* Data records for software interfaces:
************

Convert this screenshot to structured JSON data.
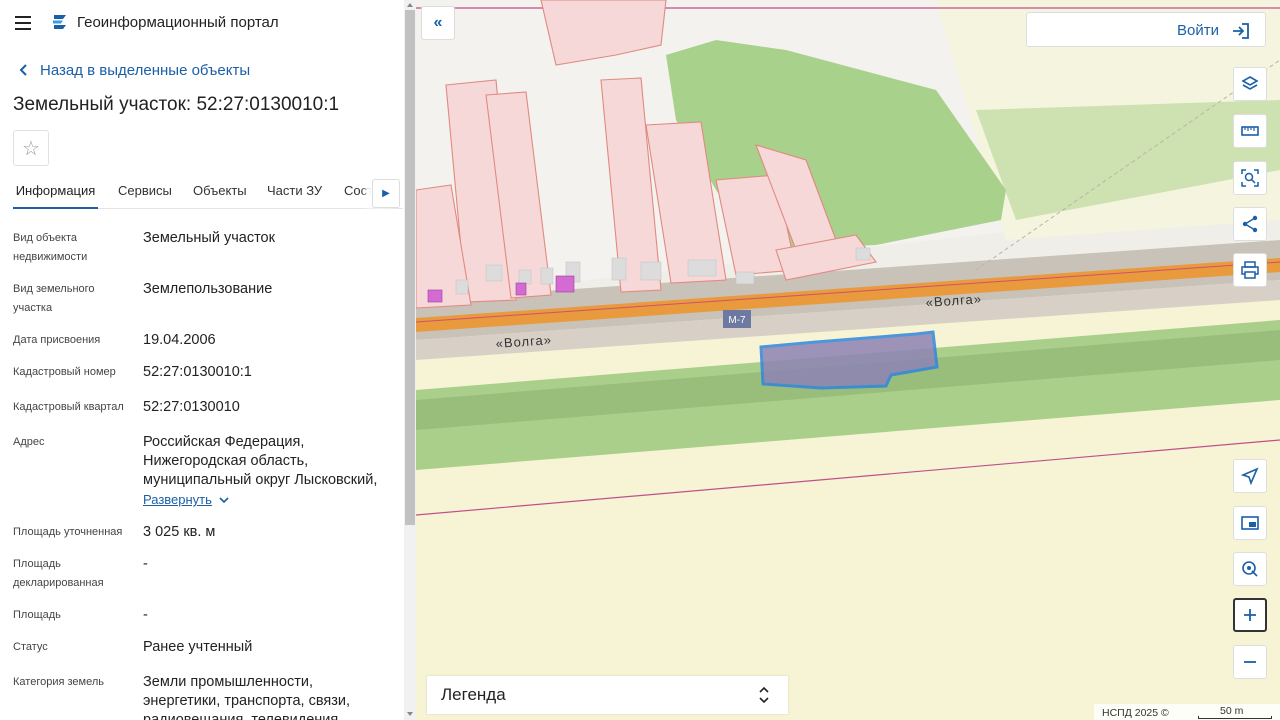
{
  "app": {
    "title": "Геоинформационный портал"
  },
  "back_link": "Назад в выделенные объекты",
  "object_title": "Земельный участок: 52:27:0130010:1",
  "tabs": [
    {
      "label": "Информация",
      "active": true
    },
    {
      "label": "Сервисы"
    },
    {
      "label": "Объекты"
    },
    {
      "label": "Части ЗУ"
    },
    {
      "label": "Соста"
    }
  ],
  "properties": [
    {
      "label": "Вид объекта недвижимости",
      "value": "Земельный участок"
    },
    {
      "label": "Вид земельного участка",
      "value": "Землепользование"
    },
    {
      "label": "Дата присвоения",
      "value": "19.04.2006"
    },
    {
      "label": "Кадастровый номер",
      "value": "52:27:0130010:1"
    },
    {
      "label": "Кадастровый квартал",
      "value": "52:27:0130010"
    },
    {
      "label": "Адрес",
      "value": "Российская Федерация, Нижегородская область, муниципальный округ Лысковский,"
    },
    {
      "label": "Площадь уточненная",
      "value": "3 025 кв. м"
    },
    {
      "label": "Площадь декларированная",
      "value": "-"
    },
    {
      "label": "Площадь",
      "value": "-"
    },
    {
      "label": "Статус",
      "value": "Ранее учтенный"
    },
    {
      "label": "Категория земель",
      "value": "Земли промышленности, энергетики, транспорта, связи, радиовещания, телевидения,"
    }
  ],
  "expand_label": "Развернуть",
  "map": {
    "road_label_1": "«Волга»",
    "road_label_2": "«Волга»",
    "route_badge": "М-7",
    "login_label": "Войти",
    "legend_label": "Легенда",
    "copyright": "НСПД 2025 ©",
    "scale_label": "50 m"
  },
  "colors": {
    "accent": "#1a5fa8",
    "parcel_fill": "#f6d8d8",
    "parcel_stroke": "#e08a80",
    "green": "#a9d18e",
    "road": "#e89a3c",
    "selection": "#2f86de"
  },
  "icons": {
    "menu": "menu-icon",
    "logo": "portal-logo-icon",
    "back": "chevron-left-icon",
    "favorite": "star-icon",
    "layers": "layers-icon",
    "ruler": "ruler-icon",
    "search_area": "search-area-icon",
    "share": "share-icon",
    "print": "print-icon",
    "locate": "locate-icon",
    "minimap": "minimap-icon",
    "pin": "pin-icon",
    "zoom_in": "plus-icon",
    "zoom_out": "minus-icon"
  }
}
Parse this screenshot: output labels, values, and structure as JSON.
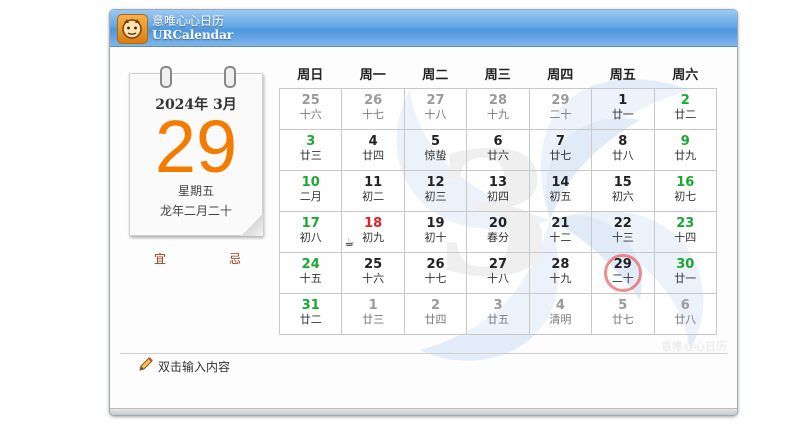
{
  "window": {
    "title_cn": "意唯心心日历",
    "title_en": "URCalendar",
    "accent_color": "#4f96dc"
  },
  "day_calendar": {
    "year_month": "2024年 3月",
    "day": "29",
    "weekday": "星期五",
    "lunar": "龙年二月二十",
    "day_color": "#f57b00"
  },
  "auspicious": {
    "yi": "宜",
    "ji": "忌"
  },
  "background_month": "3",
  "weekdays": [
    "周日",
    "周一",
    "周二",
    "周三",
    "周四",
    "周五",
    "周六"
  ],
  "weeks": [
    [
      {
        "d": "25",
        "l": "十六",
        "t": "oth"
      },
      {
        "d": "26",
        "l": "十七",
        "t": "oth"
      },
      {
        "d": "27",
        "l": "十八",
        "t": "oth"
      },
      {
        "d": "28",
        "l": "十九",
        "t": "oth"
      },
      {
        "d": "29",
        "l": "二十",
        "t": "oth"
      },
      {
        "d": "1",
        "l": "廿一",
        "t": ""
      },
      {
        "d": "2",
        "l": "廿二",
        "t": "wk"
      }
    ],
    [
      {
        "d": "3",
        "l": "廿三",
        "t": "wk"
      },
      {
        "d": "4",
        "l": "廿四",
        "t": ""
      },
      {
        "d": "5",
        "l": "惊蛰",
        "t": ""
      },
      {
        "d": "6",
        "l": "廿六",
        "t": ""
      },
      {
        "d": "7",
        "l": "廿七",
        "t": ""
      },
      {
        "d": "8",
        "l": "廿八",
        "t": ""
      },
      {
        "d": "9",
        "l": "廿九",
        "t": "wk"
      }
    ],
    [
      {
        "d": "10",
        "l": "二月",
        "t": "wk"
      },
      {
        "d": "11",
        "l": "初二",
        "t": ""
      },
      {
        "d": "12",
        "l": "初三",
        "t": ""
      },
      {
        "d": "13",
        "l": "初四",
        "t": ""
      },
      {
        "d": "14",
        "l": "初五",
        "t": ""
      },
      {
        "d": "15",
        "l": "初六",
        "t": ""
      },
      {
        "d": "16",
        "l": "初七",
        "t": "wk"
      }
    ],
    [
      {
        "d": "17",
        "l": "初八",
        "t": "wk"
      },
      {
        "d": "18",
        "l": "初九",
        "t": "hol"
      },
      {
        "d": "19",
        "l": "初十",
        "t": ""
      },
      {
        "d": "20",
        "l": "春分",
        "t": ""
      },
      {
        "d": "21",
        "l": "十二",
        "t": ""
      },
      {
        "d": "22",
        "l": "十三",
        "t": ""
      },
      {
        "d": "23",
        "l": "十四",
        "t": "wk"
      }
    ],
    [
      {
        "d": "24",
        "l": "十五",
        "t": "wk"
      },
      {
        "d": "25",
        "l": "十六",
        "t": ""
      },
      {
        "d": "26",
        "l": "十七",
        "t": ""
      },
      {
        "d": "27",
        "l": "十八",
        "t": ""
      },
      {
        "d": "28",
        "l": "十九",
        "t": ""
      },
      {
        "d": "29",
        "l": "二十",
        "t": "today"
      },
      {
        "d": "30",
        "l": "廿一",
        "t": "wk"
      }
    ],
    [
      {
        "d": "31",
        "l": "廿二",
        "t": "wk"
      },
      {
        "d": "1",
        "l": "廿三",
        "t": "oth"
      },
      {
        "d": "2",
        "l": "廿四",
        "t": "oth"
      },
      {
        "d": "3",
        "l": "廿五",
        "t": "oth"
      },
      {
        "d": "4",
        "l": "清明",
        "t": "oth"
      },
      {
        "d": "5",
        "l": "廿七",
        "t": "oth"
      },
      {
        "d": "6",
        "l": "廿八",
        "t": "oth"
      }
    ]
  ],
  "colors": {
    "weekend": "#1aa832",
    "holiday": "#e0202a",
    "other_month": "#9a9a9a",
    "today_ring": "#e65050"
  },
  "icons": {
    "app": "urcalendar-logo-icon",
    "note": "pencil-icon",
    "event": "coffee-cup-icon"
  },
  "watermark": "意唯心心日历",
  "note_prompt": "双击输入内容"
}
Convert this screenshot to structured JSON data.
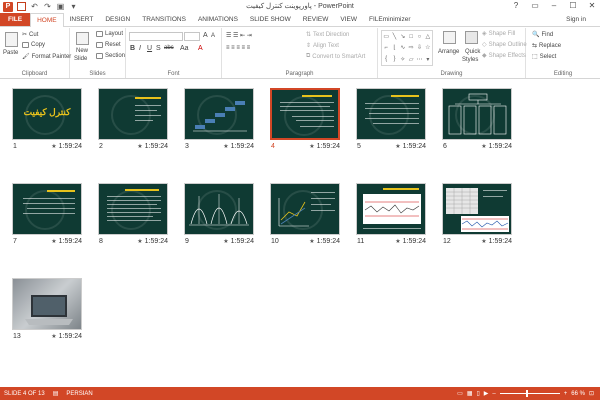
{
  "window": {
    "title": "پاورپوینت کنترل کیفیت - PowerPoint",
    "controls": [
      "?",
      "▭",
      "–",
      "☐",
      "✕"
    ]
  },
  "tabs": [
    "FILE",
    "HOME",
    "INSERT",
    "DESIGN",
    "TRANSITIONS",
    "ANIMATIONS",
    "SLIDE SHOW",
    "REVIEW",
    "VIEW",
    "FILEminimizer"
  ],
  "active_tab": "HOME",
  "signin": "Sign in",
  "ribbon": {
    "clipboard": {
      "label": "Clipboard",
      "paste": "Paste",
      "cut": "Cut",
      "copy": "Copy",
      "format_painter": "Format Painter"
    },
    "slides": {
      "label": "Slides",
      "new_slide": "New",
      "new_slide_2": "Slide",
      "layout": "Layout",
      "reset": "Reset",
      "section": "Section"
    },
    "font": {
      "label": "Font",
      "bold": "B",
      "italic": "I",
      "underline": "U",
      "shadow": "S",
      "strike": "abc",
      "aa": "Aa",
      "grow": "A",
      "shrink": "A"
    },
    "paragraph": {
      "label": "Paragraph",
      "text_direction": "Text Direction",
      "align_text": "Align Text",
      "convert_smartart": "Convert to SmartArt"
    },
    "drawing": {
      "label": "Drawing",
      "arrange": "Arrange",
      "quick_styles": "Quick",
      "quick_styles_2": "Styles",
      "shape_fill": "Shape Fill",
      "shape_outline": "Shape Outline",
      "shape_effects": "Shape Effects"
    },
    "editing": {
      "label": "Editing",
      "find": "Find",
      "replace": "Replace",
      "select": "Select"
    }
  },
  "slides": [
    {
      "num": "1",
      "time": "1:59:24",
      "title": "کنترل کیفیت"
    },
    {
      "num": "2",
      "time": "1:59:24"
    },
    {
      "num": "3",
      "time": "1:59:24"
    },
    {
      "num": "4",
      "time": "1:59:24",
      "selected": true
    },
    {
      "num": "5",
      "time": "1:59:24"
    },
    {
      "num": "6",
      "time": "1:59:24"
    },
    {
      "num": "7",
      "time": "1:59:24"
    },
    {
      "num": "8",
      "time": "1:59:24"
    },
    {
      "num": "9",
      "time": "1:59:24"
    },
    {
      "num": "10",
      "time": "1:59:24"
    },
    {
      "num": "11",
      "time": "1:59:24"
    },
    {
      "num": "12",
      "time": "1:59:24"
    },
    {
      "num": "13",
      "time": "1:59:24"
    }
  ],
  "status": {
    "slide_info": "SLIDE 4 OF 13",
    "language": "PERSIAN",
    "zoom": "66 %",
    "zoom_level": 0.66
  },
  "colors": {
    "accent": "#d24726",
    "slide_bg": "#0f3a33",
    "title_yellow": "#e8c21c"
  }
}
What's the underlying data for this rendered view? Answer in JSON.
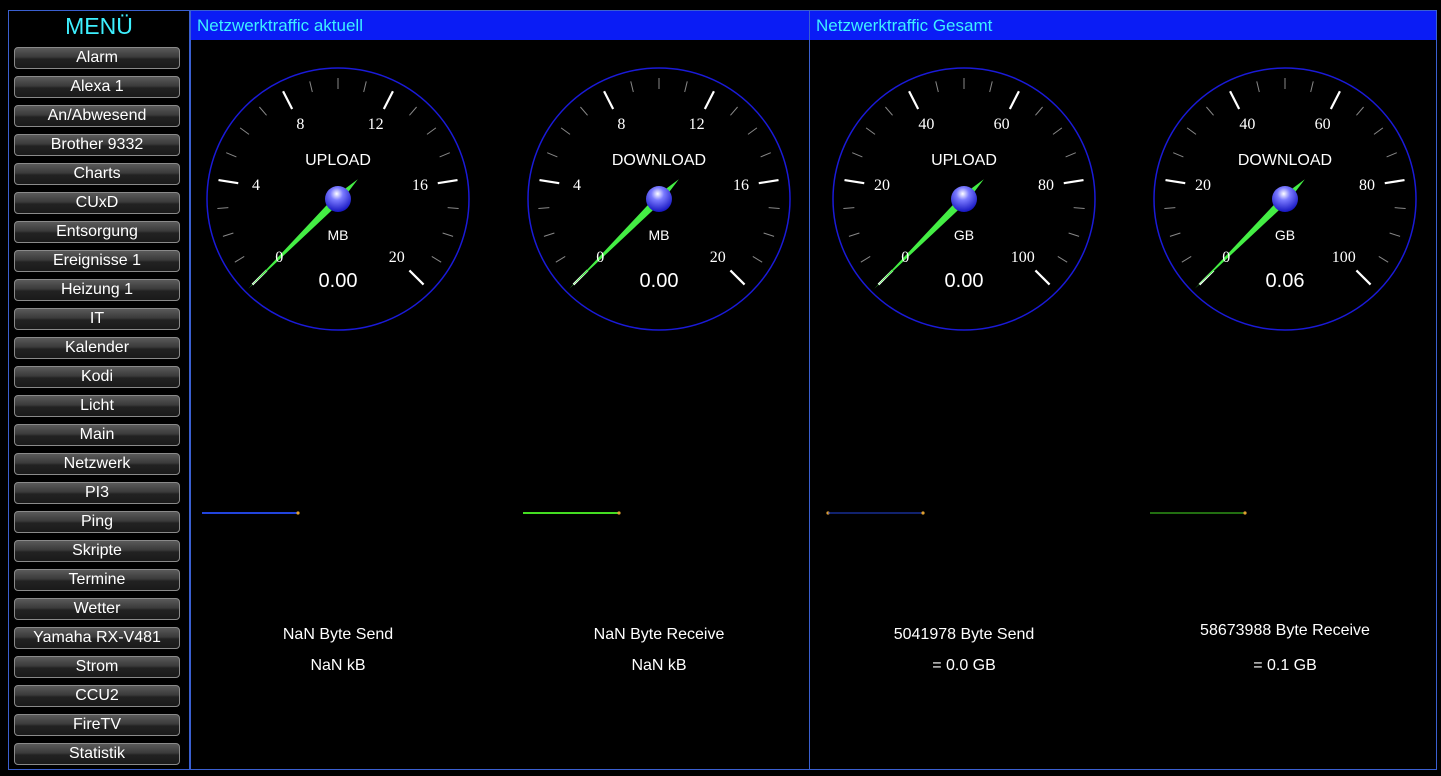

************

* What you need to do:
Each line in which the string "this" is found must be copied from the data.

* Exercise response:
Convert this screenshot to structured JSON data.
Parse this screenshot: output labels, values, and structure as JSON.
Convert this screenshot to structured JSON data.
What's the underlying data for this rendered view? Answer in JSON.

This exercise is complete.